In 1210, the Venetians occupied the island. The first mention of the name Elounda is found on a document from 1376. The Venetians operated the salt mines, and under threat of danger from the Turks, rebuilt the fortress of Spinalonga in 1579. Many churches were erected during the latter Venetian occupation: Analipsis, Aghios Georgios in Katevati, the church of The Virgin Mary in Druvalia, Aghios Paraskevi in Tsifliki and Aghios Marinas in Plaka.
In 1669, the Turks captured the town of Handakas and became the rulers of Crete. Spinalonga would resist for 46 years more, until 1715 when the Turks took it. Here, revolutionaries found a refuge, and because of that event, the Turks forbade the expansion in the wider area of Spinalonga. This prohibition, as well as fear of pirates, caused the inhabitants who stayed in the small cattle settlements there to be extremely cautious.
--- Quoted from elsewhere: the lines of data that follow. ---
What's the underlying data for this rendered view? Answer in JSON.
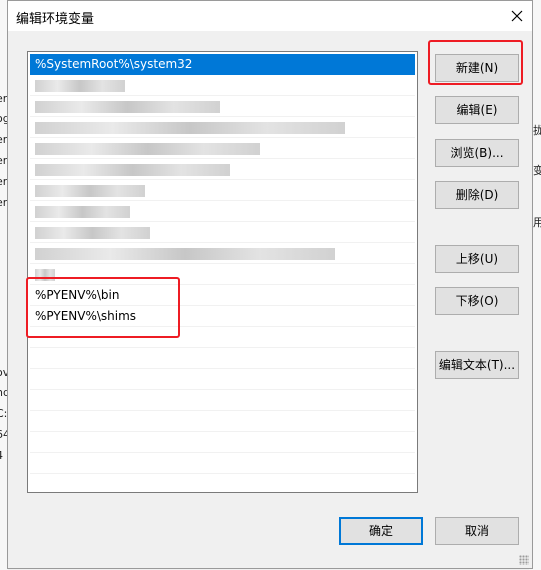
{
  "dialog": {
    "title": "编辑环境变量",
    "close_icon": "close-icon"
  },
  "path_list": {
    "items": [
      {
        "text": "%SystemRoot%\\system32",
        "selected": true
      },
      {
        "text": "%SystemRoot%",
        "obscured": true
      },
      {
        "text": "%SystemRoot%\\System32\\Wbem",
        "obscured": true
      },
      {
        "text": "%SYSTEMROOT%\\System32\\WindowsPowerShell\\v1.0\\",
        "obscured": true
      },
      {
        "text": "%SYSTEMROOT%\\System32\\OpenSSH\\",
        "obscured": true
      },
      {
        "text": "C:\\Program Files\\...\\bin",
        "obscured": true
      },
      {
        "text": "...",
        "obscured": true
      },
      {
        "text": "%JAVA_HOME%\\...",
        "obscured": true
      },
      {
        "text": "%...NK%",
        "obscured": true
      },
      {
        "text": "...\\.dll",
        "obscured": true
      },
      {
        "text": "%...",
        "obscured": true
      },
      {
        "text": "%PYENV%\\bin",
        "selected": false
      },
      {
        "text": "%PYENV%\\shims",
        "selected": false
      }
    ]
  },
  "buttons": {
    "new": "新建(N)",
    "edit": "编辑(E)",
    "browse": "浏览(B)...",
    "delete": "删除(D)",
    "move_up": "上移(U)",
    "move_down": "下移(O)",
    "edit_text": "编辑文本(T)...",
    "ok": "确定",
    "cancel": "取消"
  },
  "background_fragments": {
    "left": [
      "er",
      "og",
      "er",
      "er",
      "er",
      "er",
      "ov",
      "nd",
      "C:",
      "64",
      "4"
    ],
    "right": [
      "拢",
      "变",
      "用"
    ]
  },
  "colors": {
    "selection": "#0078d7",
    "annotation": "#ee1c24",
    "default_button_border": "#0078d7"
  }
}
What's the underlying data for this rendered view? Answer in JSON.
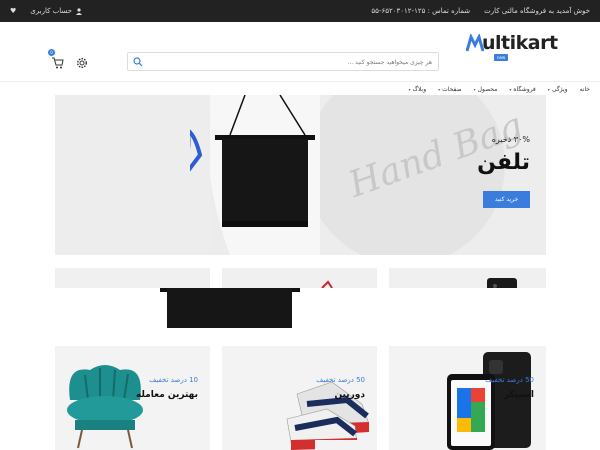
{
  "topbar": {
    "welcome": "خوش آمدید به فروشگاه مالتی کارت",
    "phone": "شماره تماس : ۱۲۵-۶۵۲۰۳۰۱۲-۵۵",
    "wishlist_glyph": "♥",
    "account_label": "حساب کاربری"
  },
  "header": {
    "logo_text": "ultikart",
    "logo_badge": "new",
    "search_placeholder": "هر چیزی میخواهید جستجو کنید ...",
    "cart_count": "0"
  },
  "nav": {
    "items": [
      {
        "label": "خانه",
        "chevron": ""
      },
      {
        "label": "ویژگی",
        "chevron": "▾"
      },
      {
        "label": "فروشگاه",
        "chevron": "▾"
      },
      {
        "label": "محصول",
        "chevron": "▾"
      },
      {
        "label": "صفحات",
        "chevron": "▾"
      },
      {
        "label": "وبلاگ",
        "chevron": "▾"
      }
    ]
  },
  "hero": {
    "save_text": "۳۰% ذخیره",
    "title": "تلفن",
    "button_label": "خرید کنید",
    "script_text": "Hand Bag"
  },
  "cards": [
    {
      "discount": "10 درصد تخفیف",
      "name": "بهترین معامله"
    },
    {
      "discount": "50 درصد تخفیف",
      "name": "دوربین"
    },
    {
      "discount": "50 درصد تخفیف",
      "name": "اسپیکر"
    }
  ],
  "colors": {
    "accent": "#3b7ddd",
    "topbar": "#222222",
    "hero_bg": "#ededed",
    "card_bg": "#f3f3f3"
  }
}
The habitation of the settlements of Pano and Kato Elounda, and Mavrikiano began to be regularized in the middle of the 18th century.
We are informed by the traveler Pasley that in 1834, Elounda had 40 families, and that most of them came from Fouvni. Elounda was burned down in 1823 by Hasan Pasha. The inhabitants played an active role in the revolt to overthrow the Turks, as did the cutting off of the fortress of Spinalonga. The contribution and sacrifices of the Eloundians for the liberation of Hirrus, Macedonia and Thrace were significant.